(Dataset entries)
□ □ □ □ □
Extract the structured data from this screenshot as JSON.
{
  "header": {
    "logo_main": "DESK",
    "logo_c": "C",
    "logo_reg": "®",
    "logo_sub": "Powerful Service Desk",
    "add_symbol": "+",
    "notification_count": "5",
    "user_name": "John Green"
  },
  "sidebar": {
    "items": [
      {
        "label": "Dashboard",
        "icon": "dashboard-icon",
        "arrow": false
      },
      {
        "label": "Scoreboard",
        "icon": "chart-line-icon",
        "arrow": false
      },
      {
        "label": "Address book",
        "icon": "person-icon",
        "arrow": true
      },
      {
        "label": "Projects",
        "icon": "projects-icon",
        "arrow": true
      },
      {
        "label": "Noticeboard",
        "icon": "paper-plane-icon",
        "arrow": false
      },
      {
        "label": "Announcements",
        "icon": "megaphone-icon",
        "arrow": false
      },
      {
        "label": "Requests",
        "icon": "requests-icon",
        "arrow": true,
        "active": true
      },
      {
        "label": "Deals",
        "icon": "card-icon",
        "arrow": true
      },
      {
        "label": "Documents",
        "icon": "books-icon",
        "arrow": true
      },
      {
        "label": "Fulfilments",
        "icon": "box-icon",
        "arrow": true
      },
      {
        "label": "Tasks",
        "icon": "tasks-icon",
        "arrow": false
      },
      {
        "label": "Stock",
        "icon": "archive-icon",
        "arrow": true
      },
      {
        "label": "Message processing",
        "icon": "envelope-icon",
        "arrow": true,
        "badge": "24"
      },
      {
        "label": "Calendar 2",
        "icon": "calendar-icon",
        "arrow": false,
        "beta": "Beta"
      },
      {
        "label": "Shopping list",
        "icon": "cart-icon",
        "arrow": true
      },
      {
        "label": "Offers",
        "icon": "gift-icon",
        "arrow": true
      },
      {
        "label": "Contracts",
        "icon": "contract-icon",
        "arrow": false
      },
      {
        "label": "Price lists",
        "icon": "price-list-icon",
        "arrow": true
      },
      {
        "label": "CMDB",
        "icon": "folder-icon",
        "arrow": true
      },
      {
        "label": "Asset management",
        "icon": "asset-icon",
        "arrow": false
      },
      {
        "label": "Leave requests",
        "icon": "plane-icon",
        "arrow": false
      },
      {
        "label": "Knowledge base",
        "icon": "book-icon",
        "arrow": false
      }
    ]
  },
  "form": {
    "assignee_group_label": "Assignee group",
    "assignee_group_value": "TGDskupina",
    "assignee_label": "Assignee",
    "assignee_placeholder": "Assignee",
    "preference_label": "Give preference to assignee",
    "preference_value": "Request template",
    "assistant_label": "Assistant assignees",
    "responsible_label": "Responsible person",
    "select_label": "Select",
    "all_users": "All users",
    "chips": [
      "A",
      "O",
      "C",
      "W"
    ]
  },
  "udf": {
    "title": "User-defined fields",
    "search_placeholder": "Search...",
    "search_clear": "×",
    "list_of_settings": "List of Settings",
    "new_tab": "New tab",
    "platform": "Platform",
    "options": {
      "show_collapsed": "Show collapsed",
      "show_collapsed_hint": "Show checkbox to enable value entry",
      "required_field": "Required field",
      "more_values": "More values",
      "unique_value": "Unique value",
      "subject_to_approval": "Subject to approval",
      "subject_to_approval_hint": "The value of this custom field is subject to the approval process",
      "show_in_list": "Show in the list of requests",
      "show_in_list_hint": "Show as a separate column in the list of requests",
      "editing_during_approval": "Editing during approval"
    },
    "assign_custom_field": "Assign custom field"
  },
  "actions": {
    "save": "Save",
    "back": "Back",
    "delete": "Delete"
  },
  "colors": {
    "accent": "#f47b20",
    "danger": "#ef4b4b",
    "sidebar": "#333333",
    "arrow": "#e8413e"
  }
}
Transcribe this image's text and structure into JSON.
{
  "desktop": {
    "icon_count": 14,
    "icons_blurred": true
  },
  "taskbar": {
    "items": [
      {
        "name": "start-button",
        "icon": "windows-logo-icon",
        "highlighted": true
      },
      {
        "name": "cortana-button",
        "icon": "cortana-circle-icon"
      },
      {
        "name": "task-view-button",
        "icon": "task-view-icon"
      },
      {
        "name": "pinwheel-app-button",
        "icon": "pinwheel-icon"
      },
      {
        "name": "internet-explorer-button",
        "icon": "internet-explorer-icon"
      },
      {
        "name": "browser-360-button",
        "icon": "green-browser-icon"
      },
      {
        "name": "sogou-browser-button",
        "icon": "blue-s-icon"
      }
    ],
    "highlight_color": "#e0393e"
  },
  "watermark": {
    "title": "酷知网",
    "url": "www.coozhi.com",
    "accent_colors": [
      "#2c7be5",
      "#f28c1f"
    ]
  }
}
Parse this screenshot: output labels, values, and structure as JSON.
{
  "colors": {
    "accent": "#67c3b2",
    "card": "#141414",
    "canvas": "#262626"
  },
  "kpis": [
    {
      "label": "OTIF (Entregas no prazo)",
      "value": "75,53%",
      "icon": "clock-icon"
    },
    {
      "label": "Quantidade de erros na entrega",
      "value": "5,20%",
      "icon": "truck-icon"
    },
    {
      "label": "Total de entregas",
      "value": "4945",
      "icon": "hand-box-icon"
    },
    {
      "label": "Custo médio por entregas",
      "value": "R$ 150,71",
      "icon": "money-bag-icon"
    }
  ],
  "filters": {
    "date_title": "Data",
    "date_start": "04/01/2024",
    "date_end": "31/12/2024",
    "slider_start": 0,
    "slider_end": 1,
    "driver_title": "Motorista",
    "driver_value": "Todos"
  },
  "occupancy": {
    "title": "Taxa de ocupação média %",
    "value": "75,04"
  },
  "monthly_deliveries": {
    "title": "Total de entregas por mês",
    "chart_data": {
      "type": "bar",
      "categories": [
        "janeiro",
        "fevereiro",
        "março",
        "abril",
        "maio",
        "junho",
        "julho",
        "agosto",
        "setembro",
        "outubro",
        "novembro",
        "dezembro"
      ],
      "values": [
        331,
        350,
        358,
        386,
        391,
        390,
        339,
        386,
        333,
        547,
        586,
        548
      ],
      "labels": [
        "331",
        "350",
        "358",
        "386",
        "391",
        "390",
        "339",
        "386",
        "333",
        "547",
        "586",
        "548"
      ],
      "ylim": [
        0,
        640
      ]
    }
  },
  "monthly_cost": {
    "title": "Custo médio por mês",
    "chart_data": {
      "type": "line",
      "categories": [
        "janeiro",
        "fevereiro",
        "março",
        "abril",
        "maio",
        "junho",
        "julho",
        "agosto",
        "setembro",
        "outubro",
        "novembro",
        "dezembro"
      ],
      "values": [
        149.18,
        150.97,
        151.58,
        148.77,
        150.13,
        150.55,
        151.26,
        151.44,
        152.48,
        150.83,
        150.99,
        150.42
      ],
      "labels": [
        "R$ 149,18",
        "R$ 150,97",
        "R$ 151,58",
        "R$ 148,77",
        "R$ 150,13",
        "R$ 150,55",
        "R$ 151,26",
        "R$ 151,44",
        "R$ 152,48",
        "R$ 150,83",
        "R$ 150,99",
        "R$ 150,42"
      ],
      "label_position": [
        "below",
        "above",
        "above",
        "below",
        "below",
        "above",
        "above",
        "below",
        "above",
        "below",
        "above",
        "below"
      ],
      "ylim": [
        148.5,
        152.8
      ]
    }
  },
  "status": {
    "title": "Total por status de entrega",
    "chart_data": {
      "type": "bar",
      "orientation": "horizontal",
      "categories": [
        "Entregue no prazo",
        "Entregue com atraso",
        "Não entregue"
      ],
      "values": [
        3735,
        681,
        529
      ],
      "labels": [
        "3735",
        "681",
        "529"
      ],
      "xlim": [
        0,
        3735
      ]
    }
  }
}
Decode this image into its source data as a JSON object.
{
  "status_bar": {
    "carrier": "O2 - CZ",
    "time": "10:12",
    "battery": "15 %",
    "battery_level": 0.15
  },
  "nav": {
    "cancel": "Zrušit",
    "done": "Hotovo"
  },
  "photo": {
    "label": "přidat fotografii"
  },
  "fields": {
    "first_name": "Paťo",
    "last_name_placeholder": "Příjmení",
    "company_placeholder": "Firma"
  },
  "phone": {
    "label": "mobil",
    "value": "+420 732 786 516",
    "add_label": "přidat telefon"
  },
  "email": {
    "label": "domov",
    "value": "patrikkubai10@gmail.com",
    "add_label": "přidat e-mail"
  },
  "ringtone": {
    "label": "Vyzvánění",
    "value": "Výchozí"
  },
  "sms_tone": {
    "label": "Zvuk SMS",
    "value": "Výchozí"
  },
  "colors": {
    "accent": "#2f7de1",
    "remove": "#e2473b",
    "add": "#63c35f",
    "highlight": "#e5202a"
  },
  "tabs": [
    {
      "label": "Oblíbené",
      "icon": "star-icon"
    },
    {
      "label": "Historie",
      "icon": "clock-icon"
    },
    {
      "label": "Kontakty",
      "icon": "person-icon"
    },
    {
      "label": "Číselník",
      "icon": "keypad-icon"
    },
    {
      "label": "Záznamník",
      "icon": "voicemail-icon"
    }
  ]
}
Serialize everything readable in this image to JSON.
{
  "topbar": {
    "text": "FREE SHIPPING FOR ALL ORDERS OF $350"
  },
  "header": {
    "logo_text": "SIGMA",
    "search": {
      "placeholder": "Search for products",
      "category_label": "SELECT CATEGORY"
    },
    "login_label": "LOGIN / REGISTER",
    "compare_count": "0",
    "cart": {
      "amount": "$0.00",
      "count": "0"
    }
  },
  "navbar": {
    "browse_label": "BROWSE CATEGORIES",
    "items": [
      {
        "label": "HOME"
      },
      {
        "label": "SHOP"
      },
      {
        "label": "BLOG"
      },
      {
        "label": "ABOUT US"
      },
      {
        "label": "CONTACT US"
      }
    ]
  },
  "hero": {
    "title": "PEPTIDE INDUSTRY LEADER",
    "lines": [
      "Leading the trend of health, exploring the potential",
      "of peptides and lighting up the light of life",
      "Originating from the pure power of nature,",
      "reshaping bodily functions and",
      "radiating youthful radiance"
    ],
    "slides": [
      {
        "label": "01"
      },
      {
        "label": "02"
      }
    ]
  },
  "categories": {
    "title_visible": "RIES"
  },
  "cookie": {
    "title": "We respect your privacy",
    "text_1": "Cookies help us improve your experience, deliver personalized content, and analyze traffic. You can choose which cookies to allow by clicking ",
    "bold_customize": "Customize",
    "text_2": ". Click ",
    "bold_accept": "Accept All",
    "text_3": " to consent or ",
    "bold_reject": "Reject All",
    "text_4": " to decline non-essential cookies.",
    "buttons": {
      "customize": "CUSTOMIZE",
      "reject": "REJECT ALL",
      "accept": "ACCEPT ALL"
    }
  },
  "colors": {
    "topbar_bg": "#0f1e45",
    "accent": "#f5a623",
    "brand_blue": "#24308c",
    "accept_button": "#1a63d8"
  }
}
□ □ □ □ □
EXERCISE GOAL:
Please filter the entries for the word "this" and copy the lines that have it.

ANSWER SPACE:
Extract the structured data from this screenshot as JSON.
      "subject_to_approval_hint": "The value of this custom field is subject to the approval process",
Transcribe this image's text and structure into JSON.
Parse this screenshot: output labels, values, and structure as JSON.
Decode this image into its source data as a JSON object.
Serialize everything readable in this image to JSON.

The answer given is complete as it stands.